**WHAT TO PRODUCE:** Read the records beneath this task and copy every line that contains the string "slap".
——
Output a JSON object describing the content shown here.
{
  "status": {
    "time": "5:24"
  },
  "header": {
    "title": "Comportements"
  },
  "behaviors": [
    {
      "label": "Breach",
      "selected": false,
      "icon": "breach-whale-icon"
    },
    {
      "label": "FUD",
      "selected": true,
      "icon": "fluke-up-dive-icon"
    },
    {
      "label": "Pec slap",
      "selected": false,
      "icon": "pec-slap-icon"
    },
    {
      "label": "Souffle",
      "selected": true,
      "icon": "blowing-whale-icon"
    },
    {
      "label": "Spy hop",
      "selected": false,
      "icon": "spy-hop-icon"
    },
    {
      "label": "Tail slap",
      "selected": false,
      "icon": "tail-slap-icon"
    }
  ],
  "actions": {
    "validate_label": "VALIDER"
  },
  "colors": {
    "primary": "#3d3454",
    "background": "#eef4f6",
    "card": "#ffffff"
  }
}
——
**EXPECTED ANSWER:**
      "label": "Pec slap",
      "icon": "pec-slap-icon"
      "label": "Tail slap",
      "icon": "tail-slap-icon"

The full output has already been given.